[Opening Material provided section]
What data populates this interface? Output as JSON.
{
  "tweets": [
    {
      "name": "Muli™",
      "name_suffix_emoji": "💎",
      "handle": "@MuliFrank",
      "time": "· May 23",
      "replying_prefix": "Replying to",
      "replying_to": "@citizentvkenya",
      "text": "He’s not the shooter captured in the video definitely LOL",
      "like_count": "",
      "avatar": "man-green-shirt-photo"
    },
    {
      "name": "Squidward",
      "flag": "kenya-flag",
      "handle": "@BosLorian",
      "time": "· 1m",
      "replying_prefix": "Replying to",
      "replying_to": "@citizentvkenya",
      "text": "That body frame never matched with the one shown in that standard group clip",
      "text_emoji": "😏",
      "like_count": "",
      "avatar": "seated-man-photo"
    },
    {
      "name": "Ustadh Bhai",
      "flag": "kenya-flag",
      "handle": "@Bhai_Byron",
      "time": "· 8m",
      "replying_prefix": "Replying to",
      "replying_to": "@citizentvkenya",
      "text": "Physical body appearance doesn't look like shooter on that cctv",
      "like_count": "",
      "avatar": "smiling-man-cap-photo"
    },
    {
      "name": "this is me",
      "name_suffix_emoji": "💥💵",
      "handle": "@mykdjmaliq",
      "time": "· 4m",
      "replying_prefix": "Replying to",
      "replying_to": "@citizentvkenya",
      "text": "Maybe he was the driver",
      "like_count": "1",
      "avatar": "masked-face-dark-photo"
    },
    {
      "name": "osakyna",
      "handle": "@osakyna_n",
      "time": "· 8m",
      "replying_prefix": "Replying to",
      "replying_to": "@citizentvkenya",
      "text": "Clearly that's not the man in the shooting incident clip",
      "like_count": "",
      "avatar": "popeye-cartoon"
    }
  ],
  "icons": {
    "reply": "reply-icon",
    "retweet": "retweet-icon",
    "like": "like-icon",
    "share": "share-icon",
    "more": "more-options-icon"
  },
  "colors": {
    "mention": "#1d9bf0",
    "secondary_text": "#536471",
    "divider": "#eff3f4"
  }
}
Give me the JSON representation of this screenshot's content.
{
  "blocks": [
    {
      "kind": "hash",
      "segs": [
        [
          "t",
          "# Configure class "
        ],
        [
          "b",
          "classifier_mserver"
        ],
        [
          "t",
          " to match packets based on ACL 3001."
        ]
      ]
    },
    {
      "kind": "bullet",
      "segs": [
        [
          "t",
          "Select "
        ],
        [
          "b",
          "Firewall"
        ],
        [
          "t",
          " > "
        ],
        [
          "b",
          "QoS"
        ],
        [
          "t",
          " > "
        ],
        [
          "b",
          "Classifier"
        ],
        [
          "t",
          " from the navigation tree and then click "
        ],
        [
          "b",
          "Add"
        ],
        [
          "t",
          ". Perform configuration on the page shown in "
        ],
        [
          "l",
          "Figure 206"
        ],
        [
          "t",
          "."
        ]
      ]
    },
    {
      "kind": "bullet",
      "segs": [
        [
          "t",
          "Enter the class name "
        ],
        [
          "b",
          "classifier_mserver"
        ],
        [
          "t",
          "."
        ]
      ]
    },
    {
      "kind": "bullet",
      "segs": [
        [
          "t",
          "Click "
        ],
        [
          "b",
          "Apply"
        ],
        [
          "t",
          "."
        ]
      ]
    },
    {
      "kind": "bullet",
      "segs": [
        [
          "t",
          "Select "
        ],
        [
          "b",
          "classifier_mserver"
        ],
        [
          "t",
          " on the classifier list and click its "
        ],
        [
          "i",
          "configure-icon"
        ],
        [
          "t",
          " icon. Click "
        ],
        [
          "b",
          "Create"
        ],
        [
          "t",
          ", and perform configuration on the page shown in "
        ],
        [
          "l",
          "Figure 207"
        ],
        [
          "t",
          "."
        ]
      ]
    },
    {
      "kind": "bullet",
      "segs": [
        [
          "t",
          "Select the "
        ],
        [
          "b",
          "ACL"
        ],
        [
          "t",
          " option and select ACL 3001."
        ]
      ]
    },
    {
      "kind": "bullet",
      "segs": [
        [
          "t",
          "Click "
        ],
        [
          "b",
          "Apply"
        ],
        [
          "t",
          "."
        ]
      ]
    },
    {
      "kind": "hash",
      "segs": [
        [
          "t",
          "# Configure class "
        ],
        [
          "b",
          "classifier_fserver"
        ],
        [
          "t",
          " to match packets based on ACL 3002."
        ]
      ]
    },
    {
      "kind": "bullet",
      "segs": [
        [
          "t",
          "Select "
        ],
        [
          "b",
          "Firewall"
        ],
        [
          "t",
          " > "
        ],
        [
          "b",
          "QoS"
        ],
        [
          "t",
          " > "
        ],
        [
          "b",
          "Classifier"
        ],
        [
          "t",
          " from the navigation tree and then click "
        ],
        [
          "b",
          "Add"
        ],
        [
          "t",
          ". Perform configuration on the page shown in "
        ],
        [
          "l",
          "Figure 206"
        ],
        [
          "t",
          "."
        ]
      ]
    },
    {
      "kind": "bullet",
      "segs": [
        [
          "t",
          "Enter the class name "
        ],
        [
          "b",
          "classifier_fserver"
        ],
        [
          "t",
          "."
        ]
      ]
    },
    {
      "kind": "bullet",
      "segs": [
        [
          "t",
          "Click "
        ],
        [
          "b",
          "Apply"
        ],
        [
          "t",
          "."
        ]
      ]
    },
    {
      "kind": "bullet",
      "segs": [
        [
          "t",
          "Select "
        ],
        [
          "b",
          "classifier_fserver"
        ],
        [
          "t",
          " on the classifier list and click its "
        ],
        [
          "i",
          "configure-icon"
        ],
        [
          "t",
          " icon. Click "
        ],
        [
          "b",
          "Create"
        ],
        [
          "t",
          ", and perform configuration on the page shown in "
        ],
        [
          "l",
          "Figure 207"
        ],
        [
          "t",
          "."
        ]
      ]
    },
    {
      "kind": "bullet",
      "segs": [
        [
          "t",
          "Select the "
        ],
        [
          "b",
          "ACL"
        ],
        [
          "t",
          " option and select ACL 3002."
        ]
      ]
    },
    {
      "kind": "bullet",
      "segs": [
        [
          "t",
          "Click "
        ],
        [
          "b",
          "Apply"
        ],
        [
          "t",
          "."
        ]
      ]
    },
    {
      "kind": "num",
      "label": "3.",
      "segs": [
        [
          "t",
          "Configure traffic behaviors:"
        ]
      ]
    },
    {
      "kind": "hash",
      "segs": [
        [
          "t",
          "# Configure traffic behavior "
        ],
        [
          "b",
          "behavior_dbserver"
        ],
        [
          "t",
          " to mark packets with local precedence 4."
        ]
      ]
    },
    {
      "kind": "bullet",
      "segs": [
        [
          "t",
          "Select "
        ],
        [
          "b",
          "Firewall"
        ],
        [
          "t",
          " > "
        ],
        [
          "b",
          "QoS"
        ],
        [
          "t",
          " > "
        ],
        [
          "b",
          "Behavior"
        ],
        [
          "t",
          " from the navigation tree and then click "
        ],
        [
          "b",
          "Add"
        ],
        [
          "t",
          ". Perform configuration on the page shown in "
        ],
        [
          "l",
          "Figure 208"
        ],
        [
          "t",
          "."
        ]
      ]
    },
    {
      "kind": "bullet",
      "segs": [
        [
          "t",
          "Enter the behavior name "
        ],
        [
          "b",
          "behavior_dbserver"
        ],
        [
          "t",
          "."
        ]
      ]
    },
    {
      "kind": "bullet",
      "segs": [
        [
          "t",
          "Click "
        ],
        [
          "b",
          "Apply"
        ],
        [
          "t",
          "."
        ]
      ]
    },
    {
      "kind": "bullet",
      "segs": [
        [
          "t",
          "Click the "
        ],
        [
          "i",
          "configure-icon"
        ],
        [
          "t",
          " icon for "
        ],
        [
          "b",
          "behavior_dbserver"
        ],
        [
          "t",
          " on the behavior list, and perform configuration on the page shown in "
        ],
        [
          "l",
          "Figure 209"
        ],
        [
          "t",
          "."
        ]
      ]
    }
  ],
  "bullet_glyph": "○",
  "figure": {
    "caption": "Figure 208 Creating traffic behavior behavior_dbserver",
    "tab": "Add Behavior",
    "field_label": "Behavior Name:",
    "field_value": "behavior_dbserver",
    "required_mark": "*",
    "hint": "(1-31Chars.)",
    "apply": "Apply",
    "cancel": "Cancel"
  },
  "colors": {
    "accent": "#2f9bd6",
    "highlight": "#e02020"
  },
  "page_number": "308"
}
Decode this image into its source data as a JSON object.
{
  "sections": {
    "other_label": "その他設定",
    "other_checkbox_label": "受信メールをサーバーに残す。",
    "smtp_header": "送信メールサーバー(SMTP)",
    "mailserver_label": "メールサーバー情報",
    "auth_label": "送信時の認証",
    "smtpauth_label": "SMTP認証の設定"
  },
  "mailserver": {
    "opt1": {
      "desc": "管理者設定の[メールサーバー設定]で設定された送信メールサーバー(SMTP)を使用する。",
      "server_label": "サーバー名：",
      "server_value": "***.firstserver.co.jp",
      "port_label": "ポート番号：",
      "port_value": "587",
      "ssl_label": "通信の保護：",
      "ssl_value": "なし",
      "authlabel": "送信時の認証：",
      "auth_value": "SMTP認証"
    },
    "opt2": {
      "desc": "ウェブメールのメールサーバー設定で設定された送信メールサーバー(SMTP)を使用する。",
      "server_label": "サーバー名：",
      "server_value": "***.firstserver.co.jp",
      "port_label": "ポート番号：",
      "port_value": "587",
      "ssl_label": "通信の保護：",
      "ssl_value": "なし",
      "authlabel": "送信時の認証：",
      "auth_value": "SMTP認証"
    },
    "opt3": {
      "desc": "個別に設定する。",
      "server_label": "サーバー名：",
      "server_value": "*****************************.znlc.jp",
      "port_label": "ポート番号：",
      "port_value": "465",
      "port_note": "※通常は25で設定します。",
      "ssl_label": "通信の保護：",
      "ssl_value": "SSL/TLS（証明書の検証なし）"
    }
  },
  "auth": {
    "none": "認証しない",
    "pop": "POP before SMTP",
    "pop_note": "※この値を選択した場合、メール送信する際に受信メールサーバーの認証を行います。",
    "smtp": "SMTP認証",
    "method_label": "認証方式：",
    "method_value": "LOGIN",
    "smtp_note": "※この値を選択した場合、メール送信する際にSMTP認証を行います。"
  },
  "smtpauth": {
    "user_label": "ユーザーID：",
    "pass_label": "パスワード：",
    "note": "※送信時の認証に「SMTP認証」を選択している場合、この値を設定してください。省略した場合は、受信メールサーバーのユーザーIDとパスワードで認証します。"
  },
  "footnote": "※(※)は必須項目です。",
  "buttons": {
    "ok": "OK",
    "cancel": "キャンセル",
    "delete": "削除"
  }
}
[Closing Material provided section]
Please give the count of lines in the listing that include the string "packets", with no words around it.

§ Response to the task: 3